__Data records__:
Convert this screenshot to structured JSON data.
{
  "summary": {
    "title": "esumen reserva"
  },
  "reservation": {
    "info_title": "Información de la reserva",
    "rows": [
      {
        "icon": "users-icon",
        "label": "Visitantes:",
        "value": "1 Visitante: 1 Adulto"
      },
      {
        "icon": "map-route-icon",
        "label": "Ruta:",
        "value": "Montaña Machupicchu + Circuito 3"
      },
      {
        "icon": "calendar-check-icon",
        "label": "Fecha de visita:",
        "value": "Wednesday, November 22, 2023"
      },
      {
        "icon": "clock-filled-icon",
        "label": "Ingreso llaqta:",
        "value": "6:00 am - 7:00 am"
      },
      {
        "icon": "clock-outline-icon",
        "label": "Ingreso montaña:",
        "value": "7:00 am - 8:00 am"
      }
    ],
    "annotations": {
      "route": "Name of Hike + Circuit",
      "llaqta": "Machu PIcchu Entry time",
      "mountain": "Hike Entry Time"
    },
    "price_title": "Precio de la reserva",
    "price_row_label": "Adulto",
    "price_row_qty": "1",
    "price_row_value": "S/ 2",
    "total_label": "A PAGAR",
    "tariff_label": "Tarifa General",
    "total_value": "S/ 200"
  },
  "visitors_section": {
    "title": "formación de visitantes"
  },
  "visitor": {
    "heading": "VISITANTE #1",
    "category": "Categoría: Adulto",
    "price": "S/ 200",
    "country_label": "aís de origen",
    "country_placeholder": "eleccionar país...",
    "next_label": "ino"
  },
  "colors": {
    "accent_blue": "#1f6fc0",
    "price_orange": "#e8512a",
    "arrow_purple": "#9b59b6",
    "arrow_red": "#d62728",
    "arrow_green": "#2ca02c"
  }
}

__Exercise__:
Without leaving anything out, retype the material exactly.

__Solution to the exercise__:
Convert this screenshot to structured JSON data.
{
  "summary": {
    "title": "esumen reserva"
  },
  "reservation": {
    "info_title": "Información de la reserva",
    "rows": [
      {
        "icon": "users-icon",
        "label": "Visitantes:",
        "value": "1 Visitante: 1 Adulto"
      },
      {
        "icon": "map-route-icon",
        "label": "Ruta:",
        "value": "Montaña Machupicchu + Circuito 3"
      },
      {
        "icon": "calendar-check-icon",
        "label": "Fecha de visita:",
        "value": "Wednesday, November 22, 2023"
      },
      {
        "icon": "clock-filled-icon",
        "label": "Ingreso llaqta:",
        "value": "6:00 am - 7:00 am"
      },
      {
        "icon": "clock-outline-icon",
        "label": "Ingreso montaña:",
        "value": "7:00 am - 8:00 am"
      }
    ],
    "annotations": {
      "route": "Name of Hike + Circuit",
      "llaqta": "Machu PIcchu Entry time",
      "mountain": "Hike Entry Time"
    },
    "price_title": "Precio de la reserva",
    "price_row_label": "Adulto",
    "price_row_qty": "1",
    "price_row_value": "S/ 2",
    "total_label": "A PAGAR",
    "tariff_label": "Tarifa General",
    "total_value": "S/ 200"
  },
  "visitors_section": {
    "title": "formación de visitantes"
  },
  "visitor": {
    "heading": "VISITANTE #1",
    "category": "Categoría: Adulto",
    "price": "S/ 200",
    "country_label": "aís de origen",
    "country_placeholder": "eleccionar país...",
    "next_label": "ino"
  },
  "colors": {
    "accent_blue": "#1f6fc0",
    "price_orange": "#e8512a",
    "arrow_purple": "#9b59b6",
    "arrow_red": "#d62728",
    "arrow_green": "#2ca02c"
  }
}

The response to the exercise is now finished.